Debt in Europe: Frothy recaps?

The credit markets may have cooled slightly in the second quarter, but the latest S&P figures show there was no slowdown in the volume of dividend recaps.

With the lending market still in pretty fine fettle, the refinancing window remains wide open for European GPs, who are taking full advantage of the opportunity to take some proceeds out of their existing assets. 

3i’s Action and IK Investment Partners’ Minimax Viking are among the companies understood to be currently in the pipeline, while Bridgepoint recently unwrapped a £375 million refinancing for sandwich business Pret a Manger, which will fund a £150 million pay-out to investors. 

Dividend recaps are still on the rise in Europe, according to fresh research by ratings agency Standard & Poor’s. In Q2, volumes reached €2.27 billion, compared to approximately €2 billion in Q1. 

In Q2, the majority of the total – about €1.5 billion – was financed by the bond market, with the remaining €770 million by the traditional loan market. That’s a substantial jump from Q1, where about €1 billion of recaps were financed via the bond market and the rest via the loan market, according to S&P. 

Overall, the agency said, total European leverage finance issuance rose to €41.8 billion in Q2, up from €37.2 billion in Q1. 

THE EASY OPTION

The relatively weak exit environment is one reason why GPs are turning to recaps, according to Ken Goldsbrough, a managing director at Houlihan Lokey. “It’s easier to do a dividend recap than it is to do a full sales process. So if sponsors feel they won’t be getting the right sales multiple, taking advantage of the hot debt markets can be a good way of taking money off the table.” They can also be an effective way to boost performance, he says. “If you do a recap or even two and you sell the company afterwards, you can do very well in terms of overall returns.”

While traditional banks have traditionally been reluctant to provide debt for dividend recaps – as they were deemed “a less good purpose” than investing in the growth of the business – general attitudes towards such refinancings are changing, according to Goldsbrough. “As the market becomes less bank-dominated, and there are more bond deals and credit funds and perhaps more American influence, there’s definitely [been] a bit of a sea change. Some lenders have been proactively offering recaps.” 

Nonetheless, although well-performing companies can often easily handle higher levels of debt than they’ve been carrying since the credit crunch, there are clearly risks involved with dividend recaps – particularly with companies that aren’t performing as well.

“We have seen some sponsors who simply have businesses in their portfolio that aren’t going anywhere. That’s where we see maybe more aggressive debt advisors trying to push banks into that kind of recapitalisation, when the underlying business is of quite a poor quality,” says Gary Edwards, head of growth and acquisition finance at Investec (he tends to decline those deals “relatively quickly”, he suggests). “If the banks generally have a lending appetite and there’s generally more liquidity, then two things happen: the quality of the credit starts drifting down and … pricing [starts drifting down].” 

RISK-ADJUSTED
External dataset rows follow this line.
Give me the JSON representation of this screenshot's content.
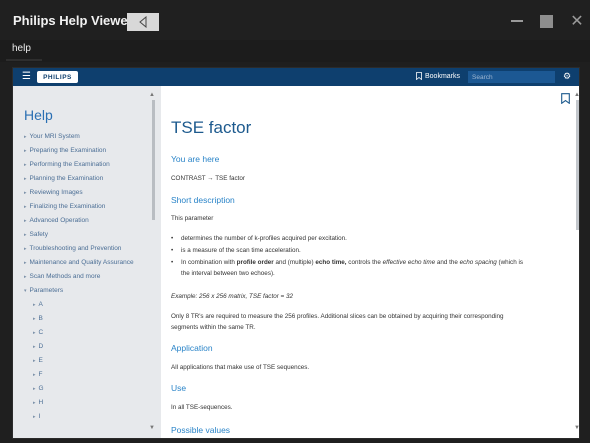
{
  "window": {
    "title": "Philips Help Viewer"
  },
  "tab": {
    "label": "help"
  },
  "topnav": {
    "logo": "PHILIPS",
    "bookmarks_label": "Bookmarks",
    "search_placeholder": "Search"
  },
  "sidebar": {
    "heading": "Help",
    "items": [
      "Your MRI System",
      "Preparing the Examination",
      "Performing the Examination",
      "Planning the Examination",
      "Reviewing Images",
      "Finalizing the Examination",
      "Advanced Operation",
      "Safety",
      "Troubleshooting and Prevention",
      "Maintenance and Quality Assurance",
      "Scan Methods and more",
      "Parameters"
    ],
    "sub_items": [
      "A",
      "B",
      "C",
      "D",
      "E",
      "F",
      "G",
      "H",
      "I"
    ]
  },
  "content": {
    "title": "TSE factor",
    "you_are_here_heading": "You are here",
    "breadcrumb": "CONTRAST → TSE factor",
    "short_desc_heading": "Short description",
    "short_desc_intro": "This parameter",
    "bullets": {
      "b1": "determines the number of k-profiles acquired per excitation.",
      "b2": "is a measure of the scan time acceleration.",
      "b3_a": "In combination with ",
      "b3_b": "profile order",
      "b3_c": " and (multiple) ",
      "b3_d": "echo time,",
      "b3_e": " controls the ",
      "b3_f": "effective echo time",
      "b3_g": " and the ",
      "b3_h": "echo spacing",
      "b3_i": " (which is",
      "b3_cont": "the interval between two echoes)."
    },
    "example": "Example: 256 x 256 matrix, TSE factor = 32",
    "para1_line1": "Only 8 TR's are required to measure the 256 profiles. Additional slices can be obtained by acquiring their corresponding",
    "para1_line2": "segments within the same TR.",
    "application_heading": "Application",
    "application_text": "All applications that make use of TSE sequences.",
    "use_heading": "Use",
    "use_text": "In all TSE-sequences.",
    "possible_values_heading": "Possible values"
  }
}
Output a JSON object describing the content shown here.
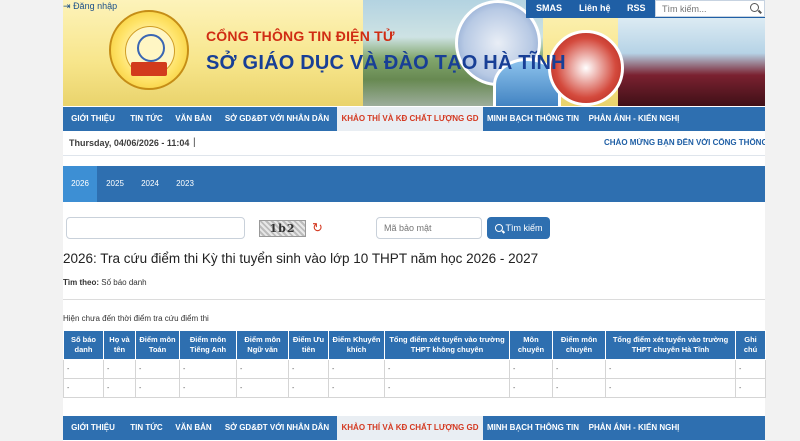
{
  "header": {
    "login_label": "Đăng nhập",
    "portal_label": "CỔNG THÔNG TIN ĐIỆN TỬ",
    "department_name": "SỞ GIÁO DỤC VÀ ĐÀO TẠO HÀ TĨNH",
    "top_links": [
      "SMAS",
      "Liên hệ",
      "RSS"
    ],
    "search_placeholder": "Tìm kiếm..."
  },
  "nav": {
    "items": [
      "GIỚI THIỆU",
      "TIN TỨC",
      "VĂN BẢN",
      "SỞ GD&ĐT VỚI NHÂN DÂN",
      "KHẢO THÍ VÀ KĐ CHẤT LƯỢNG GD",
      "MINH BẠCH THÔNG TIN",
      "PHẢN ÁNH - KIẾN NGHỊ"
    ],
    "active_index": 4
  },
  "dateline": {
    "date": "Thursday, 04/06/2026 - 11:04",
    "separator": "|",
    "marquee": "CHÀO MỪNG BẠN ĐẾN VỚI CỔNG THÔNG TIN"
  },
  "years": {
    "items": [
      "2026",
      "2025",
      "2024",
      "2023"
    ],
    "active_index": 0
  },
  "form": {
    "id_value": "",
    "captcha_text": "1b2",
    "security_placeholder": "Mã bảo mật",
    "search_button": "Tìm kiếm"
  },
  "content": {
    "title": "2026: Tra cứu điểm thi Kỳ thi tuyển sinh vào lớp 10 THPT năm học 2026 - 2027",
    "lookup_label": "Tìm theo:",
    "lookup_value": "Số báo danh",
    "notice": "Hiện chưa đến thời điểm tra cứu điểm thi"
  },
  "table": {
    "headers": [
      "Số báo danh",
      "Họ và tên",
      "Điểm môn Toán",
      "Điểm môn Tiếng Anh",
      "Điểm môn Ngữ văn",
      "Điểm Ưu tiên",
      "Điểm Khuyến khích",
      "Tổng điểm xét tuyển vào trường THPT không chuyên",
      "Môn chuyên",
      "Điểm môn chuyên",
      "Tổng điểm xét tuyển vào trường THPT chuyên Hà Tĩnh",
      "Ghi chú"
    ],
    "rows": [
      [
        "-",
        "-",
        "-",
        "-",
        "-",
        "-",
        "-",
        "-",
        "-",
        "-",
        "-",
        "-"
      ],
      [
        "-",
        "-",
        "-",
        "-",
        "-",
        "-",
        "-",
        "-",
        "-",
        "-",
        "-",
        "-"
      ]
    ]
  },
  "colors": {
    "nav_blue": "#2e6fb0",
    "active_red": "#d43a22",
    "title_blue": "#183f96"
  }
}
In a report earlier this year, S&P warned that the increased issuing of dividend recaps by private equity firms can hamper a company’s recovery prospects. If too much debt is stacked onto the business, this reduces a GP’s flexibility in “running the business as [they] want”, says David Gillmore, head of analytics, European leveraged finance and recovery at S&P. “That means the company might not be able to maximise the value of the enterprise value in a future exit. Most people will try to avoid limiting flexibility too much, because that clearly is a risk.”
Yet the fact that dividend recaps are on the increase does not automatically mean that risk levels are getting excessive. 

“Some commentators are suggesting that the market is becoming a bit crazy again, like it was in 2007,” says Goldsbrough. “I don’t necessarily agree with that, because in recent months, some deals have been well received and some haven’t. So I think the [credit] market is doing proper due diligence.”

What’s more, any European macro-economic hiccup could change the picture very rapidly, Gillmore points out. “If stability and market confidence remain pretty high in terms of execution of deals, then there’s a chance that the current level of dividend recap activity will continue. But with any drop in confidence, this might be one of the first types of transactions to reduce as a result.”